Designing a blended learning approach with insights from students, teachers, and parents.
Key takeaways include beating zoom fatigue and encouraging peer support
Teachers are keen to explore and focus on what we CAN do online, opening the door to new practices
Parents also need support in a blended learning environment and value guidance
As a school committed to providing a future-focused learning experience, NEIA has seen the enormous potential of blended learning to support diverse students’ personalized learning needs. In the face of challenges posed by the pandemic, we have sped up our pace in preparing our blended learning offerings. NEIA pursued this model to prepare for life in this post-pandemic world and to explore new ways to enrich our students’ educational experience.
“Nice try,” you might think, “but my kids and I have had a tough time with remote learning since last spring – it’s simply frustrating!”
We understand. Many on our team, parents themselves, experienced challenges during this unprecedented time.
However, we recognize that many learners and educators underwent this transition in an unplanned and unprepared way. An ideal blended learning experience does not mean merely adding digital technology to the teaching process. Still, it requires rethinking the entire education experience and connecting all elements – from curriculum design to tools, culture, community, and beyond.
As a brand-new school, NEIA envisions a more practical learning experience that leverages online and offline elements’ strengths to build a blended learning-ready school right from the start.
The Big Question
So how might we design a seamless and distinctive blending learning experience that ensures productive learning outcomes?
To better answer it, we broke down this big question with three key stakeholders – students, parents, and teachers. We designed our research effort to gather insights and inform our approach.
Our Research and Co-Creation Process – in a Blended Way
We conducted 26 in-depth interviews with students, parents, teachers, and education experts. The results include 23 insights and 20 promising solution concepts and outlined the following key takeaways.
Students and Teachers Suffer From “Zoom Fatigue”
When asked about the main drawbacks of online learning, students and teachers explained that participating in class over video conferencing applications, like Zoom, is physically tiring and emotionally draining. Moreover, unstable connections, distractions, and less interaction add to fatigue.

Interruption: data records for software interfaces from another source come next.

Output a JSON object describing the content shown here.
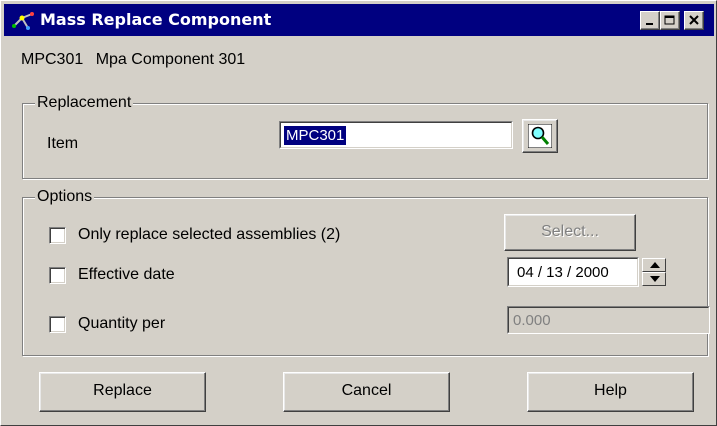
{
  "window": {
    "title": "Mass Replace Component",
    "minimize_icon": "minimize-icon",
    "maximize_icon": "maximize-icon",
    "close_icon": "close-icon"
  },
  "component": {
    "code": "MPC301",
    "name": "Mpa Component 301"
  },
  "replacement": {
    "legend": "Replacement",
    "item_label": "Item",
    "item_value": "MPC301",
    "lookup_icon": "magnifier-icon"
  },
  "options": {
    "legend": "Options",
    "only_selected_label": "Only replace selected assemblies (2)",
    "only_selected_checked": false,
    "select_button": "Select...",
    "effective_date_label": "Effective date",
    "effective_date_checked": false,
    "effective_date_value": "04 / 13 / 2000",
    "quantity_label": "Quantity per",
    "quantity_checked": false,
    "quantity_value": "0.000"
  },
  "buttons": {
    "replace": "Replace",
    "cancel": "Cancel",
    "help": "Help"
  },
  "colors": {
    "titlebar": "#000080",
    "dialog_face": "#d4d0c8",
    "selection": "#000080"
  }
}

To beat Zoom fatigue, teachers could break the classes into small chunks long enough to discuss a topic and short enough to hold students’ attention. It also helps students structure time more wisely and allows enough offline activity to maintain physical and mental wellbeing.
Transferring Online Imposes a Steep Learning Curve
It’s a huge leap for both students and teachers to move from in-person education to online learning. Students might feel frustrated if things don’t go as expected. Simultaneously, managing several websites, folders, and schedules for different classes adds to feeling overwhelmed and a bit lost.
Designing a transparent onboarding process and a one-stop platform that provides access to all resources could break this cycle and ensure a smooth start to the blended learning experience.
Virtual Togetherness Encourages Students To Achieve More
Loneliness and social isolation are a real concern in the online learning environment. A 5th grader vividly expressed the importance of peers, “I think having some buddies will make you want to finish the school day and make you want to do well! Without peers online, I’ll be like: meh, maybe I will just do that later.”
Some teachers shared that they would divide students into smaller groups via Zoom’s breakout rooms to encourage students to engage with each other and recreate the classroom discussion experience. Also, hosting extracurricular offerings virtually, such as online clubs or virtual study halls, could add more social elements and develop a sense of community to support student engagement.
Focus On What We CAN Do Online
Many teachers decided to let go of their attachment to long-established methods and embraced new technologies. For instance, teachers used high-resolution images or online interactive websites to take learning experiences beyond the classroom.
Additionally, students felt empowered and became more independent by participating in self-paced online courses.
Parents Need Emotional and Functional Support
Parents also expressed concern over the quick move to blended learning without any context or clear definition of their role. They hoped the school would support them by providing relevant resources and connecting them with teachers and other parents to learn how to navigate the new learning environment and provide mental support.
Leverage the Power of Teams to Amplify Teachers’ Superpower
Students are the heroes of the learning experience, and teachers are the heroes behind heroes. One education expert said in our interview, “Traditional teaching is inefficient – it doesn’t take the power of a team! Virtual teaching requires teachers to collaborate and therefore brings new opportunities.“
Teachers usually have varied strengths and different levels of familiarity with technology. By mixing diverse teachers in each teaching cohort, there is an opportunity to empower teachers to use their strengths and deliver a better learning experience.
We believe blended learning is a great way to make learning flexible, fun, and even more beneficial. It allows students to become active learners, explore their full potential, and acquire new skills to prepare them for a rapidly evolving world. We were excited to hear how students and teachers turned the shift into a gift to transform education through our research. NEIA will use these key takeaways to design our blended learning strategy and offerings.